2) Arabic: join over a billion readers
Arabic, the language of the Qur’an, is read by over a billion Muslims worldwide. The 4th most commonly spoken language in the world, it is a priority language for the Foreign and Commonwealth Office. Arabic is significant not least because it is spoken in many fast-growing economies in Africa and the Middle East, playing a pivotal role in market sectors including oil, real estate and construction. For those that are fluent, there are key opportunities available, particularly where economic and diplomatic benefits are on offer.
3) Spanish: an official language of the US?
Spanish has always emerged as a popular language, spoken throughout Spain, Latin America, and within the USA. In fact, it is the 2nd most commonly spoken language in the world, after Mandarin. With Hispanics forming a large part of the American population, there have been calls to make Spanish the 2nd official language of the US. But it’s not just important to Americans; The British Council note that 34% of UK businesses describe Spanish as “useful to their organisation”.

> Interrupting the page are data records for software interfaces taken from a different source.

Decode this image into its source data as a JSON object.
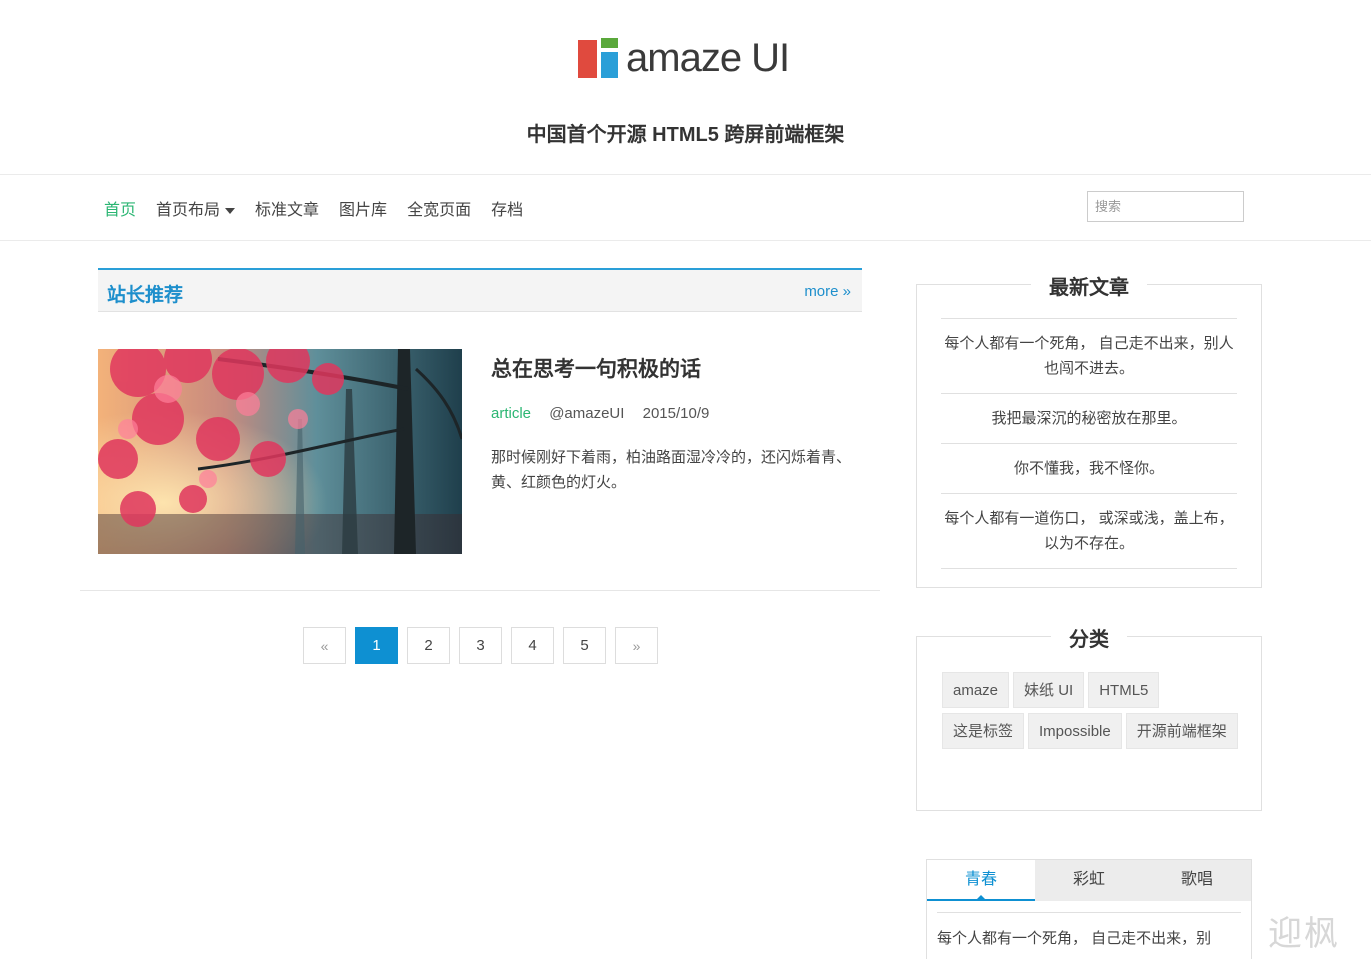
{
  "header": {
    "logo_text": "amaze UI",
    "tagline": "中国首个开源 HTML5 跨屏前端框架"
  },
  "nav": {
    "items": [
      "首页",
      "首页布局",
      "标准文章",
      "图片库",
      "全宽页面",
      "存档"
    ],
    "active_index": 0,
    "dropdown_index": 1,
    "search_placeholder": "搜索"
  },
  "recommend": {
    "title": "站长推荐",
    "more": "more »"
  },
  "article": {
    "title": "总在思考一句积极的话",
    "category": "article",
    "author": "@amazeUI",
    "date": "2015/10/9",
    "excerpt": "那时候刚好下着雨，柏油路面湿冷冷的，还闪烁着青、黄、红颜色的灯火。"
  },
  "pagination": {
    "prev": "«",
    "pages": [
      "1",
      "2",
      "3",
      "4",
      "5"
    ],
    "next": "»",
    "current": "1"
  },
  "sidebar": {
    "latest": {
      "title": "最新文章",
      "posts": [
        "每个人都有一个死角， 自己走不出来，别人也闯不进去。",
        "我把最深沉的秘密放在那里。",
        "你不懂我，我不怪你。",
        "每个人都有一道伤口， 或深或浅，盖上布，以为不存在。"
      ]
    },
    "categories": {
      "title": "分类",
      "tags": [
        "amaze",
        "妹纸 UI",
        "HTML5",
        "这是标签",
        "Impossible",
        "开源前端框架"
      ]
    },
    "tabs": {
      "labels": [
        "青春",
        "彩虹",
        "歌唱"
      ],
      "active_index": 0,
      "content": "每个人都有一个死角， 自己走不出来，别"
    }
  },
  "colors": {
    "accent_blue": "#0e90d2",
    "accent_green": "#2bb673"
  },
  "watermark": "迎枫"
}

4) German: gaining power after Brexit
Featuring between 89 and 110 million native speakers, Germany also represents the largest economy in the EU. Now that the UK has opted to leave, Germany plays an increasingly powerful role within the EU. In business terms, German is considered by many to be the language of technology, science and invention. As the UK’s most important trading partner and its greatest source of imports, those that can speak German stand to benefit in the wake of Brexit.
5) Portuguese: the language of Brazil

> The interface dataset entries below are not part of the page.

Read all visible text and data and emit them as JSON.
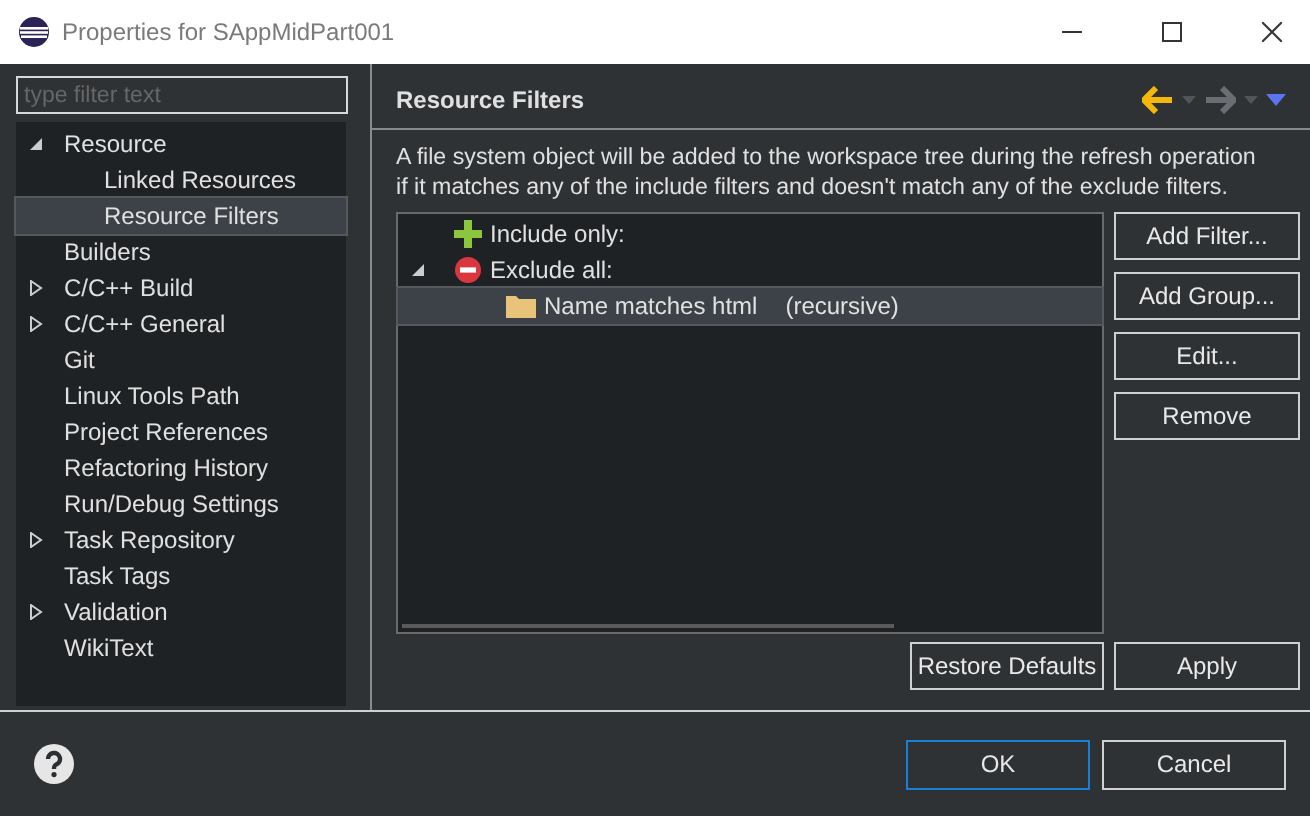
{
  "window": {
    "title": "Properties for SAppMidPart001"
  },
  "sidebar": {
    "filter": {
      "placeholder": "type filter text"
    },
    "items": [
      {
        "label": "Resource",
        "expanded": true,
        "selected": false,
        "children": [
          {
            "label": "Linked Resources",
            "selected": false
          },
          {
            "label": "Resource Filters",
            "selected": true
          }
        ]
      },
      {
        "label": "Builders",
        "selected": false
      },
      {
        "label": "C/C++ Build",
        "expanded": false,
        "selected": false
      },
      {
        "label": "C/C++ General",
        "expanded": false,
        "selected": false
      },
      {
        "label": "Git",
        "selected": false
      },
      {
        "label": "Linux Tools Path",
        "selected": false
      },
      {
        "label": "Project References",
        "selected": false
      },
      {
        "label": "Refactoring History",
        "selected": false
      },
      {
        "label": "Run/Debug Settings",
        "selected": false
      },
      {
        "label": "Task Repository",
        "expanded": false,
        "selected": false
      },
      {
        "label": "Task Tags",
        "selected": false
      },
      {
        "label": "Validation",
        "expanded": false,
        "selected": false
      },
      {
        "label": "WikiText",
        "selected": false
      }
    ]
  },
  "page": {
    "title": "Resource Filters",
    "description": "A file system object will be added to the workspace tree during the refresh operation if it matches any of the include filters and doesn't match any of the exclude filters.",
    "filters": [
      {
        "kind": "include",
        "label": "Include only:",
        "selected": false
      },
      {
        "kind": "exclude",
        "label": "Exclude all:",
        "expanded": true,
        "selected": false,
        "children": [
          {
            "kind": "folder",
            "label": "Name matches html",
            "detail": "(recursive)",
            "selected": true
          }
        ]
      }
    ],
    "side_buttons": [
      "Add Filter...",
      "Add Group...",
      "Edit...",
      "Remove"
    ],
    "bottom_buttons": [
      "Restore Defaults",
      "Apply"
    ]
  },
  "footer": {
    "buttons": [
      {
        "label": "OK",
        "default": true
      },
      {
        "label": "Cancel",
        "default": false
      }
    ]
  }
}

According to UNESCO estimates, Portuguese is the fastest growing European language in the world other than English and it’s easy to see why – spoken by millions of people worldwide, it is the official language of Portugal, Brazil, and countries in Africa. As one of the 5 major emerging national economies of BRICS, Brazil is gaining in power, and boasts the largest economy in Latin America. With potential opportunities available within trade, science, education and diplomacy, it’s likely that Portuguese will become increasingly popular within global business.
6) Russian: a formidable force
The largest country in the world, spanning 9 time zones and covering about an eighth of the world’s land surface, Russia is a force to be reckoned with. As a top oil, natural gas, and steel producer in the world, Russia’s economy is powerful, consisting of many wealthy business people, of whom few speak good English. Being able to speak Russian offers tremendous business advantage; the economy is predicted to beat Germany’s by 2030, and the Russian market is of great interest due to the prevalence of natural resources.
7) French: the top language by 2050?
An official language of NATO, the EU and UNESCO, and taught in countries worldwide, French is the 2nd most widely learned foreign language after English. It remains a key economic trade partner for the UK, and according to the British Council 49% of UK businesses are looking for employees who can speak French. Spoken in some of the fastest-growing areas of the world, including sub-Saharan Africa, a study by Natixis estimates that there will be 750 million French speakers in the world by 2050. Might you be one of them?
8) Japanese: the language of robotics
Japan is the 3rd largest economy in the world, and is significant to the UK: a major investor, in 2016 it was estimated that Japanese companies employed around 140,000 people here in the UK. Japanese companies are highly innovative, and investing in research and development is a top priority. With particular ties to science and technology, Japan is your language if your business involves the robotics industry – and with an expected revenue of near $70 billion by 2025, it may prove a profitable language to excel in.
If there’s a language you need your business to be communicating in – whether it features on this list or is altogether more obscure – just get in touch with the team here at Sally Walker Language Services to see how we can help.